▶ **ACTIVITY**: Every entry is to be printed again precisely as given.

GIVEN INFORMATION: Begin

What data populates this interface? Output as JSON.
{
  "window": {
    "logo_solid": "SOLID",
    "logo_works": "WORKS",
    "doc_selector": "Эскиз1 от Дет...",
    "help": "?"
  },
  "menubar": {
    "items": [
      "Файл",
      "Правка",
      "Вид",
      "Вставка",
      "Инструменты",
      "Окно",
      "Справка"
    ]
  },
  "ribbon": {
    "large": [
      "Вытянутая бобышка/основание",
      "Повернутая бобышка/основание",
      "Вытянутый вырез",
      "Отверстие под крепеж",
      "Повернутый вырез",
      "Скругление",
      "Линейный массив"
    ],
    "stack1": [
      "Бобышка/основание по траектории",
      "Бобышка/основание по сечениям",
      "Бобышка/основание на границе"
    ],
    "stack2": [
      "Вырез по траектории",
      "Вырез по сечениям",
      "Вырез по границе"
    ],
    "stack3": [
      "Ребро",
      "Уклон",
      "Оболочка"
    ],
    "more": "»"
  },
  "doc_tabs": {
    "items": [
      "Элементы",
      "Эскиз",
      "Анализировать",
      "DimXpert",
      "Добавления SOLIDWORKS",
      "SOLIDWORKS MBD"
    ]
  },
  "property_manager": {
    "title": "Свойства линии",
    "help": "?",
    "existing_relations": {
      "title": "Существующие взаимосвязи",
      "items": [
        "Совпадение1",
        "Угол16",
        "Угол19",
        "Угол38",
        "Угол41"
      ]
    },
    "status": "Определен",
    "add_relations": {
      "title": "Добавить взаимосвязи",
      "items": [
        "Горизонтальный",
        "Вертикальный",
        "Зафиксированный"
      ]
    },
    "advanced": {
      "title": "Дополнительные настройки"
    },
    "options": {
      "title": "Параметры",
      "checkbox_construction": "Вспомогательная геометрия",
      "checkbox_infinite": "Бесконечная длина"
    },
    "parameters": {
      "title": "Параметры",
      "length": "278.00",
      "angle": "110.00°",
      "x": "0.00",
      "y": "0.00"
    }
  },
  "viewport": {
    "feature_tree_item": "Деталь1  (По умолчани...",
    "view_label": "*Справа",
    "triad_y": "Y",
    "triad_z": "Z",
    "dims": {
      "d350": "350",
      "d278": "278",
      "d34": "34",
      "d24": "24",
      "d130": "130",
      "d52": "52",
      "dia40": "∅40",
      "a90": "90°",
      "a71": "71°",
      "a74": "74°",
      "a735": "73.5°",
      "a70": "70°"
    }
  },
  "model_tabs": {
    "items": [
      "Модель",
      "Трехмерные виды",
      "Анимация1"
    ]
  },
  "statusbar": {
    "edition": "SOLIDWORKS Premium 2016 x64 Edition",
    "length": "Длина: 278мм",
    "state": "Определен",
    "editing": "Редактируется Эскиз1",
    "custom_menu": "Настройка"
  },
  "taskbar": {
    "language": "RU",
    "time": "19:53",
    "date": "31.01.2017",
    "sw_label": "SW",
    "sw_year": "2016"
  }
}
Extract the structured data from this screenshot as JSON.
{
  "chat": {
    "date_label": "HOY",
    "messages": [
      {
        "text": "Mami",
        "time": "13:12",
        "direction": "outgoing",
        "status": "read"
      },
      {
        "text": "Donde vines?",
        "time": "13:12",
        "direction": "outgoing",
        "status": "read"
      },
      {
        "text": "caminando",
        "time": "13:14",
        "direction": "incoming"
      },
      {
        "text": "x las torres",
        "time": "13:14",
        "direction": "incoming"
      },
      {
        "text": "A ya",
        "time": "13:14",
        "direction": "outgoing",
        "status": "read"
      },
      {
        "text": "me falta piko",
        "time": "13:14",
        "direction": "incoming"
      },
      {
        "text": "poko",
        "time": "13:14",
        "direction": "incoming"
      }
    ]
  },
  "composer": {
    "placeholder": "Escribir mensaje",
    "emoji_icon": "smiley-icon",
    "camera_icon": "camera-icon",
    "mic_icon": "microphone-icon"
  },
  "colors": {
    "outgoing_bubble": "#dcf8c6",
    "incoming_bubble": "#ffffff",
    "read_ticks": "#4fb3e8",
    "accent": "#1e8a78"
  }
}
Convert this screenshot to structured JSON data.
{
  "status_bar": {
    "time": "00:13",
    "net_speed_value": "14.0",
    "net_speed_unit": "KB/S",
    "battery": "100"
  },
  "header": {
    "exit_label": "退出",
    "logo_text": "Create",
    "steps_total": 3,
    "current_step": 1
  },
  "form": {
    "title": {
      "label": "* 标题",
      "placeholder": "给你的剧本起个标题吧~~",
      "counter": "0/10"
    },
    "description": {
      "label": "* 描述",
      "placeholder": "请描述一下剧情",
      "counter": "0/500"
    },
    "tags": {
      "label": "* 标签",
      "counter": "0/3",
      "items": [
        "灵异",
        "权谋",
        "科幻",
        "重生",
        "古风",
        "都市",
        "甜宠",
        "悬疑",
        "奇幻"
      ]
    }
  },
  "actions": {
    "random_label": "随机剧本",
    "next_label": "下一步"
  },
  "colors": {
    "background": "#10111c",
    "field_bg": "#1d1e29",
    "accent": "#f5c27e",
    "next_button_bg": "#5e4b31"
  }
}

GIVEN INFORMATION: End

▶ **RESPONSE FOR THIS EXERCISE**:
What data populates this interface? Output as JSON.
{
  "window": {
    "logo_solid": "SOLID",
    "logo_works": "WORKS",
    "doc_selector": "Эскиз1 от Дет...",
    "help": "?"
  },
  "menubar": {
    "items": [
      "Файл",
      "Правка",
      "Вид",
      "Вставка",
      "Инструменты",
      "Окно",
      "Справка"
    ]
  },
  "ribbon": {
    "large": [
      "Вытянутая бобышка/основание",
      "Повернутая бобышка/основание",
      "Вытянутый вырез",
      "Отверстие под крепеж",
      "Повернутый вырез",
      "Скругление",
      "Линейный массив"
    ],
    "stack1": [
      "Бобышка/основание по траектории",
      "Бобышка/основание по сечениям",
      "Бобышка/основание на границе"
    ],
    "stack2": [
      "Вырез по траектории",
      "Вырез по сечениям",
      "Вырез по границе"
    ],
    "stack3": [
      "Ребро",
      "Уклон",
      "Оболочка"
    ],
    "more": "»"
  },
  "doc_tabs": {
    "items": [
      "Элементы",
      "Эскиз",
      "Анализировать",
      "DimXpert",
      "Добавления SOLIDWORKS",
      "SOLIDWORKS MBD"
    ]
  },
  "property_manager": {
    "title": "Свойства линии",
    "help": "?",
    "existing_relations": {
      "title": "Существующие взаимосвязи",
      "items": [
        "Совпадение1",
        "Угол16",
        "Угол19",
        "Угол38",
        "Угол41"
      ]
    },
    "status": "Определен",
    "add_relations": {
      "title": "Добавить взаимосвязи",
      "items": [
        "Горизонтальный",
        "Вертикальный",
        "Зафиксированный"
      ]
    },
    "advanced": {
      "title": "Дополнительные настройки"
    },
    "options": {
      "title": "Параметры",
      "checkbox_construction": "Вспомогательная геометрия",
      "checkbox_infinite": "Бесконечная длина"
    },
    "parameters": {
      "title": "Параметры",
      "length": "278.00",
      "angle": "110.00°",
      "x": "0.00",
      "y": "0.00"
    }
  },
  "viewport": {
    "feature_tree_item": "Деталь1  (По умолчани...",
    "view_label": "*Справа",
    "triad_y": "Y",
    "triad_z": "Z",
    "dims": {
      "d350": "350",
      "d278": "278",
      "d34": "34",
      "d24": "24",
      "d130": "130",
      "d52": "52",
      "dia40": "∅40",
      "a90": "90°",
      "a71": "71°",
      "a74": "74°",
      "a735": "73.5°",
      "a70": "70°"
    }
  },
  "model_tabs": {
    "items": [
      "Модель",
      "Трехмерные виды",
      "Анимация1"
    ]
  },
  "statusbar": {
    "edition": "SOLIDWORKS Premium 2016 x64 Edition",
    "length": "Длина: 278мм",
    "state": "Определен",
    "editing": "Редактируется Эскиз1",
    "custom_menu": "Настройка"
  },
  "taskbar": {
    "language": "RU",
    "time": "19:53",
    "date": "31.01.2017",
    "sw_label": "SW",
    "sw_year": "2016"
  }
}
Extract the structured data from this screenshot as JSON.
{
  "chat": {
    "date_label": "HOY",
    "messages": [
      {
        "text": "Mami",
        "time": "13:12",
        "direction": "outgoing",
        "status": "read"
      },
      {
        "text": "Donde vines?",
        "time": "13:12",
        "direction": "outgoing",
        "status": "read"
      },
      {
        "text": "caminando",
        "time": "13:14",
        "direction": "incoming"
      },
      {
        "text": "x las torres",
        "time": "13:14",
        "direction": "incoming"
      },
      {
        "text": "A ya",
        "time": "13:14",
        "direction": "outgoing",
        "status": "read"
      },
      {
        "text": "me falta piko",
        "time": "13:14",
        "direction": "incoming"
      },
      {
        "text": "poko",
        "time": "13:14",
        "direction": "incoming"
      }
    ]
  },
  "composer": {
    "placeholder": "Escribir mensaje",
    "emoji_icon": "smiley-icon",
    "camera_icon": "camera-icon",
    "mic_icon": "microphone-icon"
  },
  "colors": {
    "outgoing_bubble": "#dcf8c6",
    "incoming_bubble": "#ffffff",
    "read_ticks": "#4fb3e8",
    "accent": "#1e8a78"
  }
}
Convert this screenshot to structured JSON data.
{
  "status_bar": {
    "time": "00:13",
    "net_speed_value": "14.0",
    "net_speed_unit": "KB/S",
    "battery": "100"
  },
  "header": {
    "exit_label": "退出",
    "logo_text": "Create",
    "steps_total": 3,
    "current_step": 1
  },
  "form": {
    "title": {
      "label": "* 标题",
      "placeholder": "给你的剧本起个标题吧~~",
      "counter": "0/10"
    },
    "description": {
      "label": "* 描述",
      "placeholder": "请描述一下剧情",
      "counter": "0/500"
    },
    "tags": {
      "label": "* 标签",
      "counter": "0/3",
      "items": [
        "灵异",
        "权谋",
        "科幻",
        "重生",
        "古风",
        "都市",
        "甜宠",
        "悬疑",
        "奇幻"
      ]
    }
  },
  "actions": {
    "random_label": "随机剧本",
    "next_label": "下一步"
  },
  "colors": {
    "background": "#10111c",
    "field_bg": "#1d1e29",
    "accent": "#f5c27e",
    "next_button_bg": "#5e4b31"
  }
}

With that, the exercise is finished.